The Abbott Government’s push to dilute consumer protection in the financial advice industry has drawn a sceptical response from its Financial System Inquiry.
The nine-member committee, chaired by former Commonwealth Bank boss, David Murray, has raised concerns about conflicts of interest in the financial planning industry, arguing in its interim report published today that they may undermine the quality of service delivered to consumers.
“The Inquiry considers the principle of consumers being able to access advice that helps them meet their financial needs is undermined by the existence of conflicted remuneration structures in financial advice,” the committee stated in the report.
Under reforms to be introduced by the Abbott government this month, sellers of financial products, such as financial planners, will be allowed to receive incentive payments for selling an investment product from a fund manager so long as it is not a “commission”.

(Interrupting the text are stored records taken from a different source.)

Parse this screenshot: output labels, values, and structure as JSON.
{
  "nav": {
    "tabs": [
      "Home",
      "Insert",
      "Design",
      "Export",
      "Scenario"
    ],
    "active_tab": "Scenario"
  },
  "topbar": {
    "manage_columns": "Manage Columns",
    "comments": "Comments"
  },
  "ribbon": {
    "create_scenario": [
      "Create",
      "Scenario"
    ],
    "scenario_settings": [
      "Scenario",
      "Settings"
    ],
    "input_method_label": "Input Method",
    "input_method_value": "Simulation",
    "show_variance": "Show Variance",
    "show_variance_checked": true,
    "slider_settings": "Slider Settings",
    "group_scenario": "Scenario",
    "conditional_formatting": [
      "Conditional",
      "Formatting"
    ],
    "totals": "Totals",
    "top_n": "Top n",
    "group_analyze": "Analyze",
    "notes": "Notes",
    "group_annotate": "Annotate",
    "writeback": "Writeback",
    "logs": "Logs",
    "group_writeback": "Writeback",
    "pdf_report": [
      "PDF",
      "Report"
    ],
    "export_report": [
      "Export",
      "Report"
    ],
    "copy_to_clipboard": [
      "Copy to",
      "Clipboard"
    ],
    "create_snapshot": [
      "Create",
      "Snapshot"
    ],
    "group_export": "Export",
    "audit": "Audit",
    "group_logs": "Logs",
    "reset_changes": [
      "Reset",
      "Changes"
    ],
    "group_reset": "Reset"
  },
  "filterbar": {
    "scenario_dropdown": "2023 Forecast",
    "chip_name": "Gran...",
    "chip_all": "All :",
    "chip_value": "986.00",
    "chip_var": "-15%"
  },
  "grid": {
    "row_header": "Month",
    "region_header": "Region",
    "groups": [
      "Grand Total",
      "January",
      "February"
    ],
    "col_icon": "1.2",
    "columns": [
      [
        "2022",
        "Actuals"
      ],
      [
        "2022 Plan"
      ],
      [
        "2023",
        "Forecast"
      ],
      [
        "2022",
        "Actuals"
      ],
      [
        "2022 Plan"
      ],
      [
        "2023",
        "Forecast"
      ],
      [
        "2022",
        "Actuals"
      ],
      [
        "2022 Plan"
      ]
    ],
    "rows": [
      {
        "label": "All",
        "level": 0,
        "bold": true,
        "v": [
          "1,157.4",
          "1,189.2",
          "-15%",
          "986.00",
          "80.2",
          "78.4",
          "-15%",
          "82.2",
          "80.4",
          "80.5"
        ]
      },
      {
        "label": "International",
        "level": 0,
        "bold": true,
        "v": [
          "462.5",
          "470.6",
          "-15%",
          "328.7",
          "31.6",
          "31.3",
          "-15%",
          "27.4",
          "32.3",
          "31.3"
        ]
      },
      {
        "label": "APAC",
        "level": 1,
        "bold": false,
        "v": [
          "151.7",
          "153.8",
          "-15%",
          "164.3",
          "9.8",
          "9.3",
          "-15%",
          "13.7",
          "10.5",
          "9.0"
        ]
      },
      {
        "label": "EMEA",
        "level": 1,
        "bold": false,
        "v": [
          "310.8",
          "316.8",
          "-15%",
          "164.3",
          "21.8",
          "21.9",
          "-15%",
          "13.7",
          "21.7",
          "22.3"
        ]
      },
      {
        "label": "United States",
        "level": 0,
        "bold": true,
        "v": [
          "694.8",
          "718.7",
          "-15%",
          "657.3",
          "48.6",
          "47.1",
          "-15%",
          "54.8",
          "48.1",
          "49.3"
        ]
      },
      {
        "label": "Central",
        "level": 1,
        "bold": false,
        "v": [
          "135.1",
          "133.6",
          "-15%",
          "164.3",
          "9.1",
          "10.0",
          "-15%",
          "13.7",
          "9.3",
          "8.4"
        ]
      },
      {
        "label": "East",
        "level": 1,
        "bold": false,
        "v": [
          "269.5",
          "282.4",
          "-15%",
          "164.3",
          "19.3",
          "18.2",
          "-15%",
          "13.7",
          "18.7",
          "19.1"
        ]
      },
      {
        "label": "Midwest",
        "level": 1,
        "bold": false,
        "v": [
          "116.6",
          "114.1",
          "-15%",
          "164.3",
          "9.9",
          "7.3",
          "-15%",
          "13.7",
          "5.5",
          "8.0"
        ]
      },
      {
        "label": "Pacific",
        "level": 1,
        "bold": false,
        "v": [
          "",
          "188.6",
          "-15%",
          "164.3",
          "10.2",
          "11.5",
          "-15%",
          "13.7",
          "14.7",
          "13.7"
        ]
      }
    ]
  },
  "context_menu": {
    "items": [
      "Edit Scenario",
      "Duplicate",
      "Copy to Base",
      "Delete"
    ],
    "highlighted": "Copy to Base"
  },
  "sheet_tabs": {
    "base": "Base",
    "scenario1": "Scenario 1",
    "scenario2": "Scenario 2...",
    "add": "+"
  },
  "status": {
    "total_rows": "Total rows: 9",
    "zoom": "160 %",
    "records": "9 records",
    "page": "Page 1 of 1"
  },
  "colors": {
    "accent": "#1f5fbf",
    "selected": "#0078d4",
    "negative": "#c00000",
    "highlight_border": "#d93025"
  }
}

The controversial change has attracted wide-ranging criticism from consumer advocates such as Choice who have argued that it creates incentives for financial planners to push investments products on consumers that may not be in their interests.
The Murray committee’s interim report also notes that disclosure rules in the financial advice industry have failed consumers and that current legislation may need to be overhauled to recognize sales practices that pervade the industry.
It is also raising the prospect of establishing an enhanced public register of financial advisers that would include details of advisers’ qualifications and previous regulatory breaches.
Mr Murray’s committee is conducting a wide-ranging inquiry into the Australian financial system.
While the interim report did not contain any concrete recommendations, the committee also raised concerns about conflicts of interest in the mortgage broking industry.
Although many Australians believe that mortgage brokers are independent, many, in fact, are tied to networks owned by major banks, NAB and Commonwealth Bank.
Commonwealth Bank, for example, owns Aussie Home Loans.
The Murray committee is concerned that links between these banks and mortgage brokers have the potential to distort the ways in which brokers direct borrowers to lenders.
The committee reaffirmed support for Australia’s “four pillars policy” which imposes a ban on mergers between the four major banks – NAB, ANZ, Commonwealth and Westpac.
MORE TO COME